Many Hong Kong exporters are facing severe cash flow problems ahead of the peak Christmas season, with the global supply chain crisis leaving their deliveries stranded at ports in the United States and their goods at factories in mainland China.
Hong Kong Shippers’ Council chairman Willy Lin Sun-mo said there were too few containers to meet demand, resulting in many cases of undelivered goods and delayed payments.
“If you can’t get a container by now and the goods are seasonal, there is a high chance you will miss the Christmas shopping season,” he said.
Some exporters have resorted to sending their goods by air, which can cost 10 times more than transporting a 40-foot container by sea.
“Normally goods for Christmas would have shipped by September, but the global supply chain crisis has, at best, left them piled up at the ports of the US west coast or, at worst, remaining at mainland factories,” Lin said.
The global supply chain has broken down as a result of pandemic-related lockdowns, and a lack of crew, containers and capacity at US ports.
Ironically, the economic rebound that followed the easing of pandemic restrictions has made matters worse.
Lin said it now took 180 days – nearly three times longer than before the pandemic – for a container ship to get from Asia to the US’ west coast and back.
“Delays in shipments will cause delays in payments for several months,” he said. “How can small and medium-sized enterprises [SMEs] survive?”
Steve Chuang, founder and CEO of the electronics firm ProVista Group, said he had to wait for up to a month to confirm a booking for a 40-foot container, whereas he used to get instant confirmation before the pandemic.
“At one point, I had 60 40-foot containers of electronic products stuck in mainland China and had to rent a huge storage area for them, while facing the risk of my orders being cancelled,” he said.
He sent some higher-value products, such as solar power storage systems, on chartered flights to the US, but that cost at least 10 times more than the US$25,000 (HK$194,300) he typically paid for a 40-foot container.
Shipping expenses used to account for less than 5 per cent of his company’s total costs, but now made up 20 per cent, he added.

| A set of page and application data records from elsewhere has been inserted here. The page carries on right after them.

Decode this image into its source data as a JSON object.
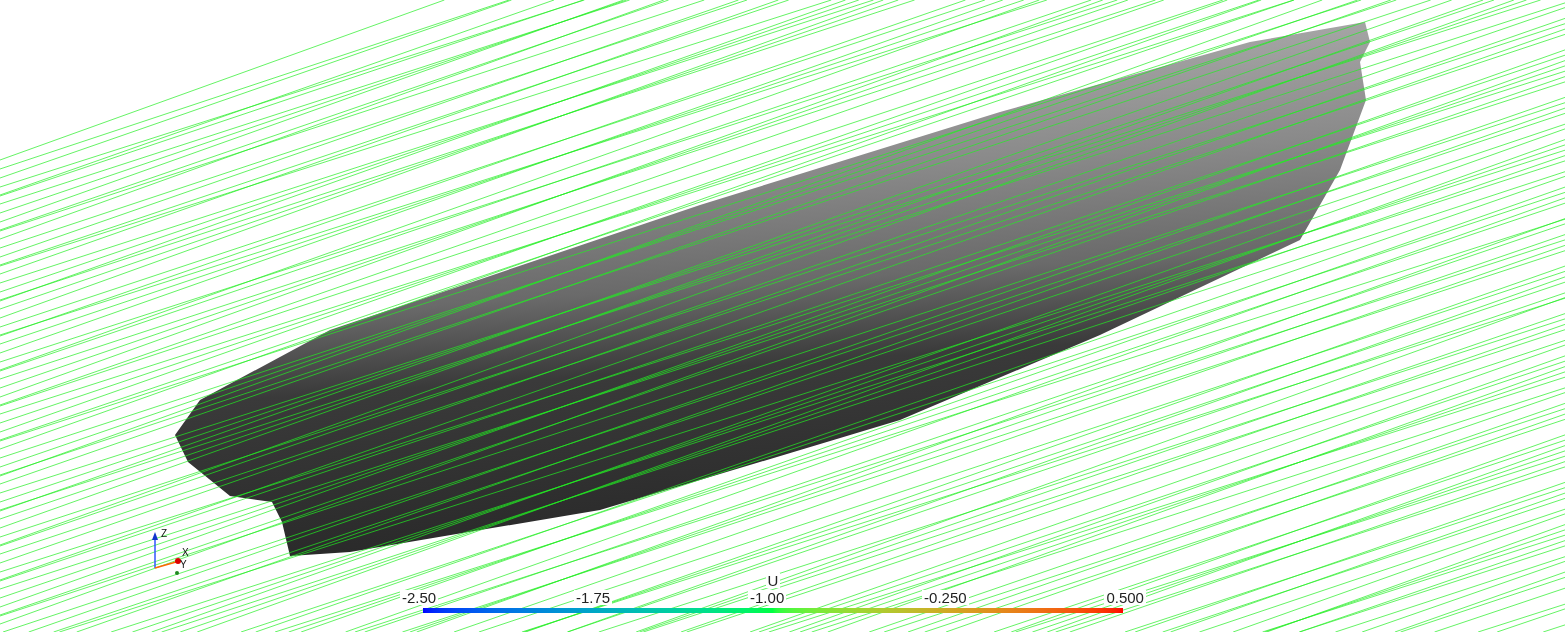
{
  "viewport": {
    "axes": {
      "labels": [
        "Z",
        "X",
        "Y"
      ]
    },
    "legend": {
      "title": "U",
      "labels": [
        "-2.50",
        "-1.75",
        "-1.00",
        "-0.250",
        "0.500"
      ]
    }
  }
}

He said many exporters now had to bargain with their clients overseas to reach a compromise over the higher delivery costs.
Hong Kong General Chamber of Small and Medium Business president Joe Chau Kwok-ming, whose family owns a baby clothing company, heard from clients in the US that shipment delays had prompted some smaller department stores to cancel orders.

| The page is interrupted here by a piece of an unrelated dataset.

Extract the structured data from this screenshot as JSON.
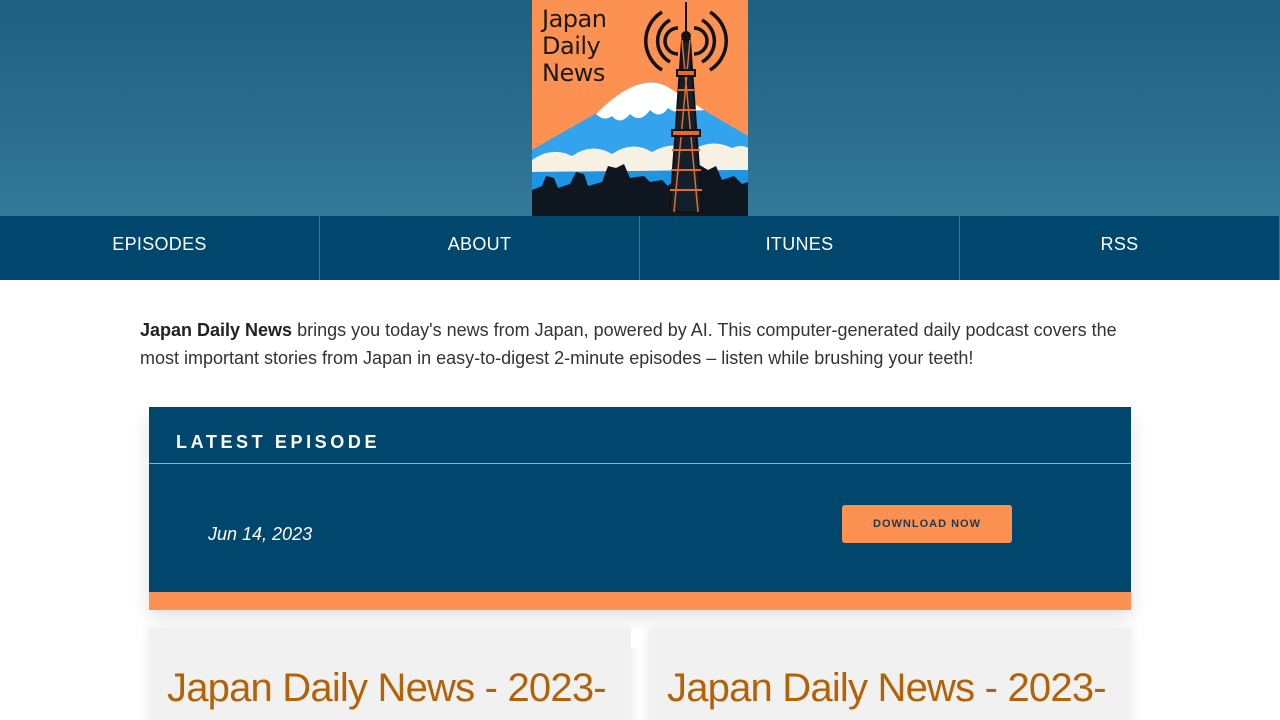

To help SMEs and individuals, the Hong Kong government last month extended three borrowing schemes by six months. The Special 100% Loan Guarantee, the SME Financing Guarantee Scheme and the Preapproved Principal Payment Holiday Scheme have so far doled out a total of HK$170 billion (US$21.9 billion).

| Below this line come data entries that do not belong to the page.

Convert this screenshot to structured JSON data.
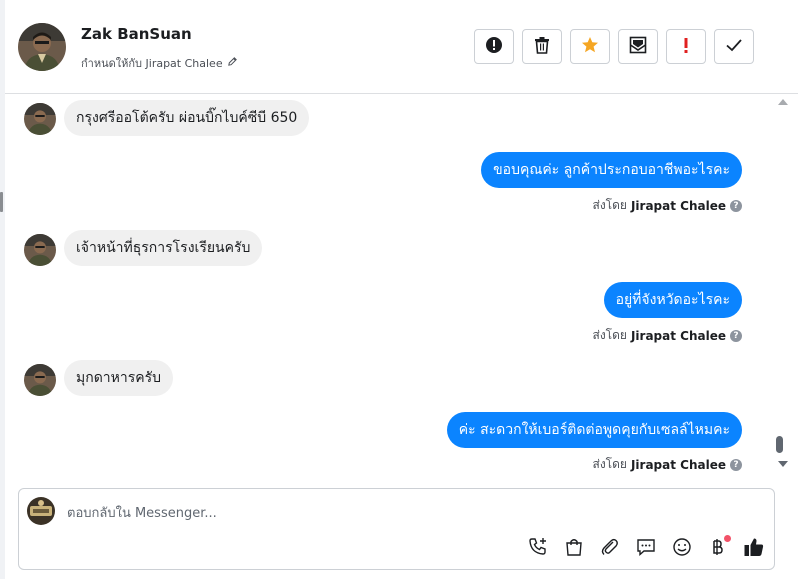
{
  "contact": {
    "name": "Zak BanSuan",
    "assign_label": "กำหนดให้กับ Jirapat Chalee"
  },
  "toolbar": {
    "buttons": [
      {
        "name": "spam-button",
        "icon": "exclamation-circle-icon"
      },
      {
        "name": "delete-button",
        "icon": "trash-icon"
      },
      {
        "name": "star-button",
        "icon": "star-icon",
        "color": "#f5a623"
      },
      {
        "name": "mark-unread-button",
        "icon": "envelope-icon"
      },
      {
        "name": "follow-up-button",
        "icon": "exclamation-icon",
        "color": "#e02020"
      },
      {
        "name": "mark-done-button",
        "icon": "checkmark-icon"
      }
    ]
  },
  "messages": [
    {
      "direction": "in",
      "text": "กรุงศรีออโต้ครับ ผ่อนบิ๊กไบค์ซีบี 650"
    },
    {
      "direction": "out",
      "text": "ขอบคุณค่ะ ลูกค้าประกอบอาชีพอะไรคะ",
      "sent_by_label": "ส่งโดย",
      "sender": "Jirapat Chalee"
    },
    {
      "direction": "in",
      "text": "เจ้าหน้าที่ธุรการโรงเรียนครับ"
    },
    {
      "direction": "out",
      "text": "อยู่ที่จังหวัดอะไรคะ",
      "sent_by_label": "ส่งโดย",
      "sender": "Jirapat Chalee"
    },
    {
      "direction": "in",
      "text": "มุกดาหารครับ"
    },
    {
      "direction": "out",
      "text": "ค่ะ สะดวกให้เบอร์ติดต่อพูดคุยกับเซลล์ไหมคะ",
      "sent_by_label": "ส่งโดย",
      "sender": "Jirapat Chalee"
    }
  ],
  "composer": {
    "placeholder": "ตอบกลับใน Messenger...",
    "tools": [
      "phone-add-icon",
      "shopping-bag-icon",
      "paperclip-icon",
      "saved-reply-icon",
      "emoji-icon",
      "baht-icon",
      "thumbs-up-icon"
    ]
  },
  "colors": {
    "outgoing_bubble": "#0b84ff",
    "incoming_bubble": "#f0f0f0",
    "notification_dot": "#f25268"
  }
}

“I call on banks not to recall any loans at this critical time, to throw a lifeline to SMEs,” Chau said.
He said whether retailers would have enough products on their shelves for Halloween, Thanksgiving and Christmas would depend on whether importers could pay for more expensive shipping.
Steve Lamar, Washington-based president and CEO of the American Apparel and Footwear Association – which represents more than 1,000 major brands – told the Post he saw no end to the supply chain crisis.
He said even though California’s Los Angeles and Long Beach ports, the busiest two in the US, began working round the clock earlier this month, it was only a symbolic move and American authorities had to do more.
His group has called on US President Joe Biden’s administration to suspend tariffs and refund some of the US$110 billion taxes paid by American companies to help them survive the supply chain crisis.
Lamar said US companies and consumers were suffering too.
“Runaway freight costs, cargo delays and crushing tariff burdens are now fuelling an inflationary spiral,” he said.